Sampling Methods

Fix Site Monitoring

Image of a fixed site monitoring station.

In each area of our study, air pollution monitoring equipment has been set up to measure air quality. Study technicians, with assistance from the MESA Air Exposure Center and the Environmental Protection Agency, worked with the local agencies to position the new fixed site monitors in locations that meet study monitoring requirements. Once in place, these monitors will generally not move for the life of the project. Study technicians are periodically visiting each of the fixed site monitors to remove and replace sampling devices, as well as check and perform appropriate maintenance to the monitoring equipment.

These fixed sites will operate for ~ 18 months. Some fixed sites, including the collocation sites, will be operated throughout the entire study period, to capture ongoing temporal and spatial variation. If our analyses indicate that another MESA Air-deployed fixed site would provide substantial information not obtained from other fixed sites, we may continue this monitoring throughout the study period.

Community Co-Pollutant Monitoring 

Air monitoring worker at an air monitoring site.

The Community Co-Pollutant Monitoring does not require participant interaction. This sampling campaign is being completed to estimate the variability of air pollution levels across the expanse of the study areas. The sampling campaign will require coordination with local utility companies or other local agencies to obtain permission to hang the small air sampler. The monitoring campaigns will take place three times over the first three years of the project, twice in the season when regional air pollution concentrations are high and once when concentrations are low. Sampling will last for two weeks.

Home Outdoor Monitoring 

Image of home monitoring station

Home outdoor measurements will be collected twice at up to 900 residences in the nine monitored areas. Up to 100 homes in each of the 9 communities will be monitored in two-week monitoring sessions. Each of these homes will be monitored over two different seasons.

Study participants will be asked when they come in for a clinic visit if they would be willing to also participate in air sampling. Within 18 months of entering the study, the study technicians will contact willing participants by telephone to establish a time frame for the two-week monitoring.

The participants will be asked to allow a study technician to set up monitoring equipment outside their residence. The equipment will continuously collect air samples for the entire two weeks. There is no need for any participant involvement with the sampling equipment, unless the equipment stops functioning. If that occurs, the participant will be asked to contact the study technician and the technician will come to the participant’s home to make necessary repairs.

Assuming the equipment functions normally, a study technician will return to the participant’s home after two weeks and collect the equipment. Permission for this equipment retrieval will be obtained via telephone at least 24 hours prior to pickup.

Home Indoor Monitoring

Image of a home indoor monitoring station.
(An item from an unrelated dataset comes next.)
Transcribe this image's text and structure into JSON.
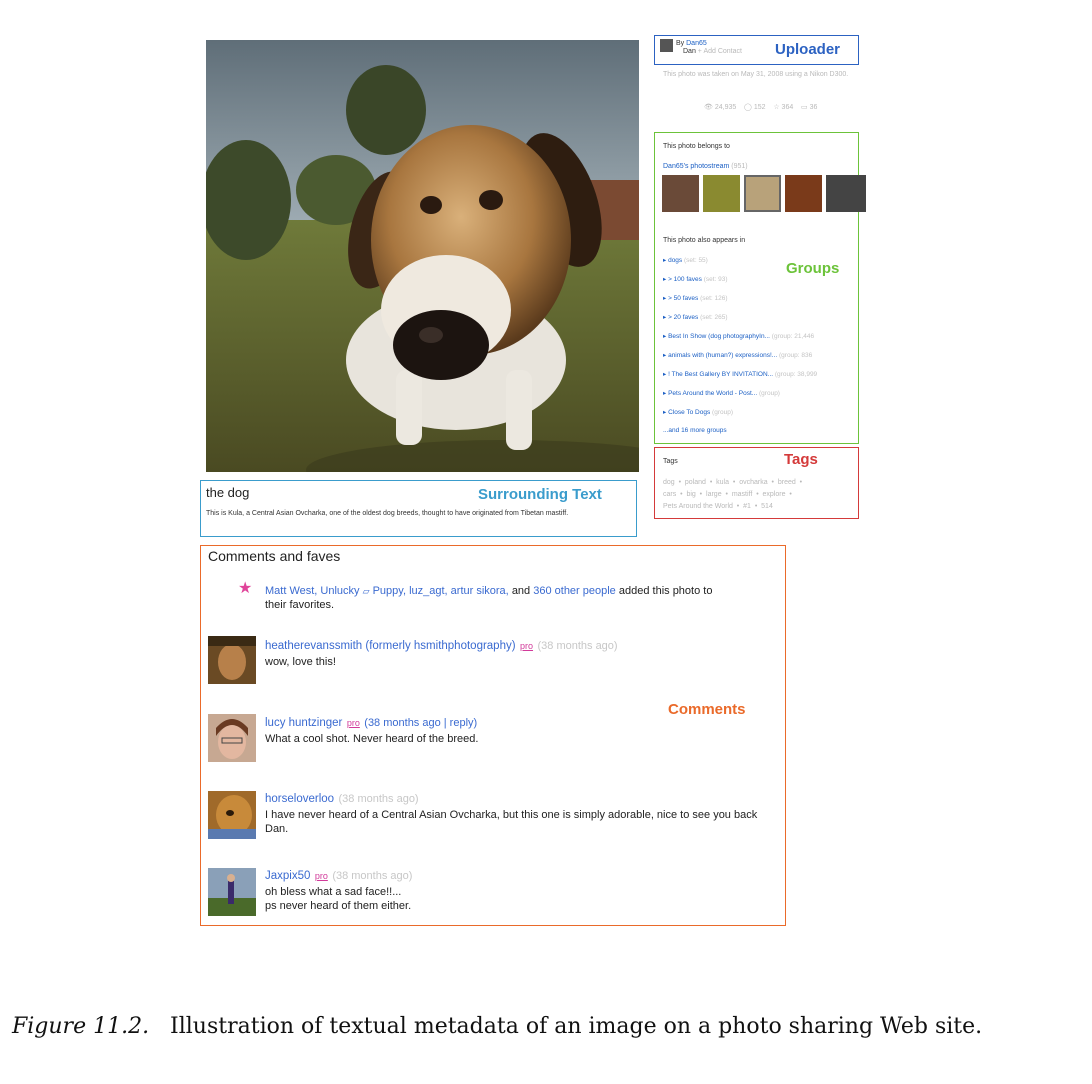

Some participants will be asked to allow a study technician to set up monitoring equipment inside and outside their residence, for a two-week period. The purpose of this testing is to see how much outside air pollution gets into the participant’s house or apartment. The equipment will be set up by the technicians and will collect air samples for the entire two weeks. There is no need for any participant involvement with the sampling equipment.

The indoor stand will be placed in the part of the home where the participant spends the most time. The outdoor stand will be set up close to their residence, in an area that is as convenient as possible, and leaves the equipment safe. After two weeks, a study technician will return to the participant’s home and remove the equipment. Sampling will be done twice over approximately 18 months.
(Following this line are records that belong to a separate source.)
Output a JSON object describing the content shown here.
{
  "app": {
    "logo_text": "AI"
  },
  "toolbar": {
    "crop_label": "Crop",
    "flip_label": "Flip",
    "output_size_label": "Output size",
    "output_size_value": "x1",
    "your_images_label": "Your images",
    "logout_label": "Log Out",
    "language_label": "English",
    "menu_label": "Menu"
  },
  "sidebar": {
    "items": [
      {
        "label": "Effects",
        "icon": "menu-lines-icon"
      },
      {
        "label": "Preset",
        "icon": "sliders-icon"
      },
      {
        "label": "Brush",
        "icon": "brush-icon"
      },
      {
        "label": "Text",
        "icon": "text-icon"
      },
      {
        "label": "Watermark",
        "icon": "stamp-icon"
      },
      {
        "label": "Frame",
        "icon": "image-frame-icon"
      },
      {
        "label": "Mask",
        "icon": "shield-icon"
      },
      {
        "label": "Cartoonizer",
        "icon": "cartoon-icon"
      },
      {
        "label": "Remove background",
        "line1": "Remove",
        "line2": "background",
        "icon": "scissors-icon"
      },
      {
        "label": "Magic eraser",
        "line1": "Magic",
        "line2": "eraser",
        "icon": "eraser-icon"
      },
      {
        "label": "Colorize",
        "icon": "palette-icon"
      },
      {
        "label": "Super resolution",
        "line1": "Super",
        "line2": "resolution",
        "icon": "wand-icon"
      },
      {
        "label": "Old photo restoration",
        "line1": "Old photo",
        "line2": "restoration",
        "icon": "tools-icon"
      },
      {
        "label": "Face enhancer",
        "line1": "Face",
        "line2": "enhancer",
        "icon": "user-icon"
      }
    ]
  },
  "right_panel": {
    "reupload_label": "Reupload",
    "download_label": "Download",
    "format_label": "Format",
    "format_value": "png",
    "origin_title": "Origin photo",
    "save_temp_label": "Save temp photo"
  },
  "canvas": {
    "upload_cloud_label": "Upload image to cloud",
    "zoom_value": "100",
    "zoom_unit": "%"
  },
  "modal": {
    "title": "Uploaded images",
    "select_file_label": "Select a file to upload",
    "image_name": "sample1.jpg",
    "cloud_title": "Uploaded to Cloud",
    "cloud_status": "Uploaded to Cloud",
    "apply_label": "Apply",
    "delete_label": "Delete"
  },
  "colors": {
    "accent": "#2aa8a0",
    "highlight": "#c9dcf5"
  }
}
The monitoring equipment stand is about five (5) feet tall, and takes up about four (4) square feet. The equipment is plugged into an electrical outlet. If no outdoor electrical outlet is available, it may be necessary to use an extension cord and an indoor outlet.

The equipment makes a low humming noise when operating. If the humming of a long noise stops, the participant will be asked to call their local clinic to report this problem. A study technician will come out to the home to check out the equipment.

Personal Sampling

Person with a personal air sampling device on a backpack.

A small number of participants will be asked to complete “personal” air monitoring for a two-week period. The monitoring involves carrying a small amount of equipment around that will collect air samples from the area close to the shoulders and head (the “breathing zone”). The equipment includes a small pump attached by a thin tube to a filter, and a small clip-on badge. The combined weight of all of the equipment is less than five pounds. The pump can be carried in small backpack or fanny pack, but the filter and badge must be attached to outer garments (shirt or jackets) near the shoulder. The personal monitoring equipment must be kept with the participant for the entire two-week period, although the equipment can be set down when the participant is sitting or lying down.

Study technicians will deliver the monitoring equipment to the participant’s home and will demonstrate how to carry or attach the equipment, and answer any additional questions. Then the technician will return every other day, to replace the battery in the pump, and make sure all the equipment is operating correctly. During their daily visit, the technician will collect information about participant’s activities the previous day, including questions about cooking, smoking, heating or cooling their home, and where they may have traveled outside of your home. At the end of the two-week period, the technicians will make a final visit to pick up all the equipment.